Records from a data source
--- --- ---
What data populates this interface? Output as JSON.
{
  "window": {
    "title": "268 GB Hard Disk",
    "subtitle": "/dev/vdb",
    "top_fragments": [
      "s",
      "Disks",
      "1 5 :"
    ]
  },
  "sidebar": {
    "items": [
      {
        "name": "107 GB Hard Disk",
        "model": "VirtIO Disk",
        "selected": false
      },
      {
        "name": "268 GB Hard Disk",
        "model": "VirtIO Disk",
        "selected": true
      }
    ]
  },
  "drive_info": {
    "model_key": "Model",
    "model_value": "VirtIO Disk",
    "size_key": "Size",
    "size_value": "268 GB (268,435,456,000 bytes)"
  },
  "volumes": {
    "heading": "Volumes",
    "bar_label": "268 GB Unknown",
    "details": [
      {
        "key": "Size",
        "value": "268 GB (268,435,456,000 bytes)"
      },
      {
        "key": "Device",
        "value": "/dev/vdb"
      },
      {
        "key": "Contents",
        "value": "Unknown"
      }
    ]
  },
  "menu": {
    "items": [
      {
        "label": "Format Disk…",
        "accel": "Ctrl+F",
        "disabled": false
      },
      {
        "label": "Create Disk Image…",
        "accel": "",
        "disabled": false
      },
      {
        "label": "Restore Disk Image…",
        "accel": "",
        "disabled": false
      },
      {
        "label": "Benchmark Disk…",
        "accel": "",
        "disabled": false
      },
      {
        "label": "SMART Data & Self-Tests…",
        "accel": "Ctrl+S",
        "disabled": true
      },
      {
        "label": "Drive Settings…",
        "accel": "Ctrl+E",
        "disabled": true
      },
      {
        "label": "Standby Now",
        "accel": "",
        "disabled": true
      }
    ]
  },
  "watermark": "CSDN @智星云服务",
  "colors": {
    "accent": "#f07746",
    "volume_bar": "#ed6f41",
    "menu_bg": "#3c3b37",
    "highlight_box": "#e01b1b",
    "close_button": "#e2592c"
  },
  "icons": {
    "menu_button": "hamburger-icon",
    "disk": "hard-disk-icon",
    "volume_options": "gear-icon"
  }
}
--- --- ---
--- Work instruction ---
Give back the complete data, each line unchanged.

--- Written response ---
What data populates this interface? Output as JSON.
{
  "window": {
    "title": "268 GB Hard Disk",
    "subtitle": "/dev/vdb",
    "top_fragments": [
      "s",
      "Disks",
      "1 5 :"
    ]
  },
  "sidebar": {
    "items": [
      {
        "name": "107 GB Hard Disk",
        "model": "VirtIO Disk",
        "selected": false
      },
      {
        "name": "268 GB Hard Disk",
        "model": "VirtIO Disk",
        "selected": true
      }
    ]
  },
  "drive_info": {
    "model_key": "Model",
    "model_value": "VirtIO Disk",
    "size_key": "Size",
    "size_value": "268 GB (268,435,456,000 bytes)"
  },
  "volumes": {
    "heading": "Volumes",
    "bar_label": "268 GB Unknown",
    "details": [
      {
        "key": "Size",
        "value": "268 GB (268,435,456,000 bytes)"
      },
      {
        "key": "Device",
        "value": "/dev/vdb"
      },
      {
        "key": "Contents",
        "value": "Unknown"
      }
    ]
  },
  "menu": {
    "items": [
      {
        "label": "Format Disk…",
        "accel": "Ctrl+F",
        "disabled": false
      },
      {
        "label": "Create Disk Image…",
        "accel": "",
        "disabled": false
      },
      {
        "label": "Restore Disk Image…",
        "accel": "",
        "disabled": false
      },
      {
        "label": "Benchmark Disk…",
        "accel": "",
        "disabled": false
      },
      {
        "label": "SMART Data & Self-Tests…",
        "accel": "Ctrl+S",
        "disabled": true
      },
      {
        "label": "Drive Settings…",
        "accel": "Ctrl+E",
        "disabled": true
      },
      {
        "label": "Standby Now",
        "accel": "",
        "disabled": true
      }
    ]
  },
  "watermark": "CSDN @智星云服务",
  "colors": {
    "accent": "#f07746",
    "volume_bar": "#ed6f41",
    "menu_bg": "#3c3b37",
    "highlight_box": "#e01b1b",
    "close_button": "#e2592c"
  },
  "icons": {
    "menu_button": "hamburger-icon",
    "disk": "hard-disk-icon",
    "volume_options": "gear-icon"
  }
}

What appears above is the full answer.